Nelson Rolihlahla Mandela
was a pivotal member of the African National Congress (ANC), a founder of the
ANC-Youth League, in 1944, and of Umkhonto we Sizwe (MK), the military wing
of the ANC, in 1961, after the ANC was banned following the Sharpeville massacre
in 1960. In 1962, Mandela left the country for military training in Algeria
and to arrange training for other MK members. On his return he was arrested
for leaving the country illegally and for incitement to strike. He conducted
his own defence. He was convicted and jailed for five years in November 1962.
While serving his sentence, he was charged, in the Rivonia trial, with sabotage
and sentenced to life imprisonment. He spent 27 years in prison, he was released
in 1990, after a global protest movement. In 1991, at the first national conference
of the ANC held inside South Africa, Nelson Mandela was elected President of
the ANC. He was inaugurated as the first democratically elected State President
of South Africa on 10 May 1994 - June 1999. Nelson Mandela recieved the 1993
Nobel Peace Prize, together with Fredric de Klerk.

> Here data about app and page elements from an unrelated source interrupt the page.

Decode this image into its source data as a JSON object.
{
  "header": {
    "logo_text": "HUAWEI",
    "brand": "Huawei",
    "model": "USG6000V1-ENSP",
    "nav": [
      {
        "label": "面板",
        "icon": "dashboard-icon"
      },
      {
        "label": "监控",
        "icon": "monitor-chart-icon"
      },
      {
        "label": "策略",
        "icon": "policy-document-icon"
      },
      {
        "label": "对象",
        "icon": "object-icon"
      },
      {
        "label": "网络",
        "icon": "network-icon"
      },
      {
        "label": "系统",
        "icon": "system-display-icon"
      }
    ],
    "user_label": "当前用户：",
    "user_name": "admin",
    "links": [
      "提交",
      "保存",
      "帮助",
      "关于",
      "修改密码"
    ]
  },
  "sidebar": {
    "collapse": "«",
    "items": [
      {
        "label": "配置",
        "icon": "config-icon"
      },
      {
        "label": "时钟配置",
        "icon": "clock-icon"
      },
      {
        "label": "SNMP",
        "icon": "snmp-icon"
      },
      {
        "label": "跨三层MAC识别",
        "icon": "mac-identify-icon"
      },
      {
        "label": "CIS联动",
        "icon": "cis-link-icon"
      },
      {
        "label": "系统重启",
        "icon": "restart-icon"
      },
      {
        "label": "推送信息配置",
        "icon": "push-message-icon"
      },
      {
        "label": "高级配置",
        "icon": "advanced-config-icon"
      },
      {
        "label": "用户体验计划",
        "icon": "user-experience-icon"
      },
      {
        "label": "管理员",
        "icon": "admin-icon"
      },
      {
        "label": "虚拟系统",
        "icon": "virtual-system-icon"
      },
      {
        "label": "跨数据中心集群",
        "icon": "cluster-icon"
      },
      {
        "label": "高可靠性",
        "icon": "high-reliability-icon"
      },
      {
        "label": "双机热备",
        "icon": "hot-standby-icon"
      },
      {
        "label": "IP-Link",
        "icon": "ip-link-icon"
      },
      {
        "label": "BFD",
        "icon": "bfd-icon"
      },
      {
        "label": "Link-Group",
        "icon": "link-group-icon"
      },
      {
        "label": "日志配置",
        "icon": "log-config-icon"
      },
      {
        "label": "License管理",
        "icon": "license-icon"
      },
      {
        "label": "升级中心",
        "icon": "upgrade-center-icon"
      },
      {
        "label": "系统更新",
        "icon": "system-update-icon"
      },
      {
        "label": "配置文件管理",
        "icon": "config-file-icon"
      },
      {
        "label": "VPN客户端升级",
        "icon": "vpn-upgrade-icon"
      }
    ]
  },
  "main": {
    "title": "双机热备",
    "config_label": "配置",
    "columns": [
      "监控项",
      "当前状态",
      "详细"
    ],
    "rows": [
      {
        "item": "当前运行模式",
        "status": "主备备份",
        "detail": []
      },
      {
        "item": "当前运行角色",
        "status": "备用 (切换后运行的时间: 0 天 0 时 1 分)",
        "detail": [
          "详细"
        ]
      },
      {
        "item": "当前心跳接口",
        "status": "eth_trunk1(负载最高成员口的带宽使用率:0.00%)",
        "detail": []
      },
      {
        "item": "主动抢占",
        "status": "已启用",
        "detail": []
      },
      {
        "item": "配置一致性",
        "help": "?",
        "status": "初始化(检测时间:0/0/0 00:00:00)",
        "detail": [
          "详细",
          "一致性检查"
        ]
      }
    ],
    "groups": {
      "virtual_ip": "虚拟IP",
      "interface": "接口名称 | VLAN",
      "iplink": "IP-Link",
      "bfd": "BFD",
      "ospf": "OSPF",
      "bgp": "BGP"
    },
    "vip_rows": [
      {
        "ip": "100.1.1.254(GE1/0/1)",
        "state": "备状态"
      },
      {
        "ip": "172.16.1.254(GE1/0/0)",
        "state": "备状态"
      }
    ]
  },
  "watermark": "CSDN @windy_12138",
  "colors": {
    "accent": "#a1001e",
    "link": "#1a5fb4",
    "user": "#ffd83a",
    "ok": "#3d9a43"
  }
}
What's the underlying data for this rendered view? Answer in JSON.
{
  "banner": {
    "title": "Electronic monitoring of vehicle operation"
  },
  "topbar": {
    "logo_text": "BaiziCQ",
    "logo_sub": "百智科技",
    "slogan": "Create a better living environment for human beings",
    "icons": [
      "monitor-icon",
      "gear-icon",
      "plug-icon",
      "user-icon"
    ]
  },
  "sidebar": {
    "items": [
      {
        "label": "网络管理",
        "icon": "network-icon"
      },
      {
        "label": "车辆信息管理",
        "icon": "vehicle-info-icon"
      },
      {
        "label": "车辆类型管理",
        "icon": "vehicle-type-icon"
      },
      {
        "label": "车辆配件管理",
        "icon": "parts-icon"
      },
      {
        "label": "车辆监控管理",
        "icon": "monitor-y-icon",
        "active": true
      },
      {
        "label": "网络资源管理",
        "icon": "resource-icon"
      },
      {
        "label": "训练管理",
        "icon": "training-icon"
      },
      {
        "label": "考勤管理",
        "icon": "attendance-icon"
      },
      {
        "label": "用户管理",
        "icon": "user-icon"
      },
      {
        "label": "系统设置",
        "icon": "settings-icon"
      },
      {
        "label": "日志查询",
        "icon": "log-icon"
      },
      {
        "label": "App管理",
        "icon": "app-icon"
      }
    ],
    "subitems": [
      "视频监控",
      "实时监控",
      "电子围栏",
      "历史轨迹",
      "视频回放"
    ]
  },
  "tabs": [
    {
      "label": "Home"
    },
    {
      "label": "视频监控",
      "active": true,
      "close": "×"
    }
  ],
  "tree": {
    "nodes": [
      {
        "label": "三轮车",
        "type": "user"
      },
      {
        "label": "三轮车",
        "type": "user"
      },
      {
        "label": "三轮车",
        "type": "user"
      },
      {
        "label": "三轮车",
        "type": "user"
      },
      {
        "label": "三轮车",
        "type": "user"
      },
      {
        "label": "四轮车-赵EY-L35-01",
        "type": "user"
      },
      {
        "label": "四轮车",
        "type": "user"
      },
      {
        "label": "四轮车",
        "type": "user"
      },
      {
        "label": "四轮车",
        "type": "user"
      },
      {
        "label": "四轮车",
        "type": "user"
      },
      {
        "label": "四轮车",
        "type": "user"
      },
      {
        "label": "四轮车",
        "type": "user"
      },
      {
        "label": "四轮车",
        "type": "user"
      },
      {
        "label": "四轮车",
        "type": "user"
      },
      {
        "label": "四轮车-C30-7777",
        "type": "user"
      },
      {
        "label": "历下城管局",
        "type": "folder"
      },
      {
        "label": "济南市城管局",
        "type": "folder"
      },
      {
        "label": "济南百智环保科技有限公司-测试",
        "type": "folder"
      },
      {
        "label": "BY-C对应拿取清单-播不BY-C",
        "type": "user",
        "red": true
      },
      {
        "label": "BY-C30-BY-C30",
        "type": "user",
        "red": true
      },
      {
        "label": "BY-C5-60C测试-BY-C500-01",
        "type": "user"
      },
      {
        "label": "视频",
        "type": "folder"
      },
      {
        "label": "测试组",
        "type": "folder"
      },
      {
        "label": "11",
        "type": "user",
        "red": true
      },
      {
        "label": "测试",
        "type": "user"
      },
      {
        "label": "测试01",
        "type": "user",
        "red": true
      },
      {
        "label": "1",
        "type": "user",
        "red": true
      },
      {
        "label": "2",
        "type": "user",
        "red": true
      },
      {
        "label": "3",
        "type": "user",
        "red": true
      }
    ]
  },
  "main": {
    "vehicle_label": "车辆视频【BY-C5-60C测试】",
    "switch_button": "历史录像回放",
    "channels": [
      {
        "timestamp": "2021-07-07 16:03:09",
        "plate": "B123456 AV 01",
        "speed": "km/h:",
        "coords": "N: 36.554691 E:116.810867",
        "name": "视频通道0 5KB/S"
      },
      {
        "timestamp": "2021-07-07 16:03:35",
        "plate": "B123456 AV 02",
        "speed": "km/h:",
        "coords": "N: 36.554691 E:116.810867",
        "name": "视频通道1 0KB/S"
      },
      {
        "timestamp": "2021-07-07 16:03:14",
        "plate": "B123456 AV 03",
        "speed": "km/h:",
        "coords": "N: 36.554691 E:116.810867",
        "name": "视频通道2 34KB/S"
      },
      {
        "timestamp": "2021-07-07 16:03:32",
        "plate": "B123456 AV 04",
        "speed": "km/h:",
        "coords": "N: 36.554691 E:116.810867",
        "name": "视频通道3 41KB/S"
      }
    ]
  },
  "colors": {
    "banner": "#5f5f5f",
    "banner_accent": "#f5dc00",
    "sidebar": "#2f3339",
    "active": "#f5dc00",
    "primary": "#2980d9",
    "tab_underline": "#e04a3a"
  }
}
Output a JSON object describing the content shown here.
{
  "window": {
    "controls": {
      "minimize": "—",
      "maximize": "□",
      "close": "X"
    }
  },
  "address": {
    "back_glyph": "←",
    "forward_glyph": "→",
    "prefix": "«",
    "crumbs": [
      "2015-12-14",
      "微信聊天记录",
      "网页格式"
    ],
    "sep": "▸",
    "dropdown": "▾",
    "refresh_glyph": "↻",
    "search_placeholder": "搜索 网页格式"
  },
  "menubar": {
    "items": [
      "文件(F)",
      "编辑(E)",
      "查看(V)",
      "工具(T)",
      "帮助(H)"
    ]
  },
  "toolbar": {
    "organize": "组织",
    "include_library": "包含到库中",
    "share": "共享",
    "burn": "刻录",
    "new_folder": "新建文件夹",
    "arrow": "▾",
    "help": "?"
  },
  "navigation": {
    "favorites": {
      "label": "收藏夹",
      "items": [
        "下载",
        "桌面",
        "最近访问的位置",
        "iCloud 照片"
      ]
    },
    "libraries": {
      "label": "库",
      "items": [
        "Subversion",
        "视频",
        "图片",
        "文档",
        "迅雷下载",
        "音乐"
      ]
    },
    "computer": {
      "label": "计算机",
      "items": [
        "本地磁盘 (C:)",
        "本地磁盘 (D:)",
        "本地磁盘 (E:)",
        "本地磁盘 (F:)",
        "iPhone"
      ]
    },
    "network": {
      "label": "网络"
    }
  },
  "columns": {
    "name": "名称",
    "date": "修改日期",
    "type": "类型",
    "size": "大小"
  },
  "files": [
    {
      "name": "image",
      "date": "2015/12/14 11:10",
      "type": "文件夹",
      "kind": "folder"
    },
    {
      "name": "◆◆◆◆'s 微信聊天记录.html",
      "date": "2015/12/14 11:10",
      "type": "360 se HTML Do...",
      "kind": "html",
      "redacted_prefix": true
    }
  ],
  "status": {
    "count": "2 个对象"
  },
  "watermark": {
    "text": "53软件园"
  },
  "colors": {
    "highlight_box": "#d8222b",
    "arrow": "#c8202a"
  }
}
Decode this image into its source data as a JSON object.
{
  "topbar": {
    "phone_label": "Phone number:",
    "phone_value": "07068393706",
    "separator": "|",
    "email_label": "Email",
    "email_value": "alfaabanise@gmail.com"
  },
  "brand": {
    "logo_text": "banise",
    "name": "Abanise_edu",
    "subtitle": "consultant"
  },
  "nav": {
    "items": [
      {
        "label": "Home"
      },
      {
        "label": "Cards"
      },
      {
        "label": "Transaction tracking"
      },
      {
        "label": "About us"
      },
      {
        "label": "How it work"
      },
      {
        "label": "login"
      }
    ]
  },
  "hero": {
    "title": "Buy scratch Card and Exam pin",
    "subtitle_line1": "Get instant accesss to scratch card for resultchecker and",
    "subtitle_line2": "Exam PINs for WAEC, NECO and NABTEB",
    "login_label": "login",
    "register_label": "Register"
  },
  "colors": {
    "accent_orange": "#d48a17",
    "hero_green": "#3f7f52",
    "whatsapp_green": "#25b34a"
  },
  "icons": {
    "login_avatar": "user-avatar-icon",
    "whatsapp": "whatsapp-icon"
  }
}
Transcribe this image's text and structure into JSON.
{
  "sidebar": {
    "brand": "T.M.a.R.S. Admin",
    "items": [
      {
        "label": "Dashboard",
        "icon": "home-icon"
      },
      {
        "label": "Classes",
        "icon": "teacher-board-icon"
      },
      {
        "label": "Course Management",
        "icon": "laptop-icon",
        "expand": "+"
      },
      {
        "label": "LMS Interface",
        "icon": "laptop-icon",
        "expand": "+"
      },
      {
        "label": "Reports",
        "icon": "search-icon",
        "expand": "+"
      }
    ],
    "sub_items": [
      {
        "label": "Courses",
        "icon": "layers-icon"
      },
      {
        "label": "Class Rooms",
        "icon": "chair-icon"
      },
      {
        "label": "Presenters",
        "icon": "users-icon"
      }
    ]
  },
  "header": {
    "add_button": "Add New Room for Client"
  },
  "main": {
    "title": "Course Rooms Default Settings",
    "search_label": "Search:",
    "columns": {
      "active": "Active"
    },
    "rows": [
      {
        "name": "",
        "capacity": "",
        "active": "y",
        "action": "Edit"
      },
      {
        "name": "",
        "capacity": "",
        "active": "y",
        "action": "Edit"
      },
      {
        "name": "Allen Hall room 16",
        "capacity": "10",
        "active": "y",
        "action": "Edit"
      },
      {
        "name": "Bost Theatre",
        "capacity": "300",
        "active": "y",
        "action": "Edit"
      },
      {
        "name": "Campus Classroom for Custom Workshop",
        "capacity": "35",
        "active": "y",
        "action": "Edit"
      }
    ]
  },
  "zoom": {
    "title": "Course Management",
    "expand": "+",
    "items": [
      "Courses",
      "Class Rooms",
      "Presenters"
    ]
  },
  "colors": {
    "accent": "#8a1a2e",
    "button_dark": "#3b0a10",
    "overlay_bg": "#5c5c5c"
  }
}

The photos of queues of black voters, waiting for hours to cast their votes, have been the quintessential image of democractic duty. Whereas in many Western liberal democracies one sees huge abstention rates, in South Africa blacks were thirsty for democracy. In 1994, one woman, queueing to vote in Soweto, told the BBC "This is so great. I didn´t sleep. I woke up at 5 o'clock this morning to be the first person in the queue." In the third presidential elections, Abril 2004, one still saw the long queues.